I do remember you and your daughter and her children. What incredibly good news you have returned to us with - your perseverance and success is a lesson for all of us who fight this battle for our children.

Your words “its challenging at the least” yes, we are given a mountain to move and handed a pretty small spoon to do the job. But you have proven it can be done. Perhaps, not necessarily on the timeframe we would like…

So very good to hear that you have found peace and your daughter has peace and stability as well. Your work with your grandchildren, I can’t find words - they are compassionate toward their mom and want to understand. I am so glad you are there for them, I hope they provide you with the same comfort and joy as you bring to them.

Really hoping here that the experiences I go through on my own son’s journey with scz are preparing me to be the lioness he needs in his life when the time comes.

Thank you so much for your wishes of hope, peace and joy for my son.

Back at you Patricia6!


@Patricia6 That is really an amazing story! Thank you for sharing.

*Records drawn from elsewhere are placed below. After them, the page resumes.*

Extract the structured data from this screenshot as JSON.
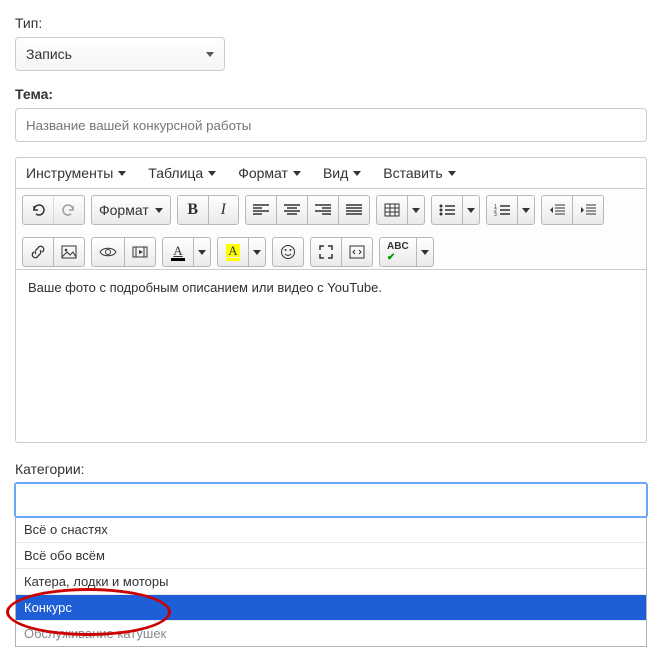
{
  "type_field": {
    "label": "Тип:",
    "value": "Запись"
  },
  "subject_field": {
    "label": "Тема:",
    "placeholder": "Название вашей конкурсной работы"
  },
  "menubar": {
    "tools": "Инструменты",
    "table": "Таблица",
    "format": "Формат",
    "view": "Вид",
    "insert": "Вставить"
  },
  "toolbar": {
    "format_btn": "Формат"
  },
  "editor": {
    "placeholder": "Ваше фото с подробным описанием или видео с YouTube."
  },
  "categories": {
    "label": "Категории:",
    "options": {
      "opt0": "Всё о снастях",
      "opt1": "Всё обо всём",
      "opt2": "Катера, лодки и моторы",
      "opt3": "Конкурс",
      "opt4": "Обслуживание катушек"
    },
    "selected_index": 3
  }
}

I remember your story and so thrilled to hear things are better. Thank you for letting us know. Your story gives us hope. My son was just started on Clozapine in the hospital as well and I have seen signs of my son no seen in a long while. Next week he meets with an ACT team to set some goals. I am hopeful.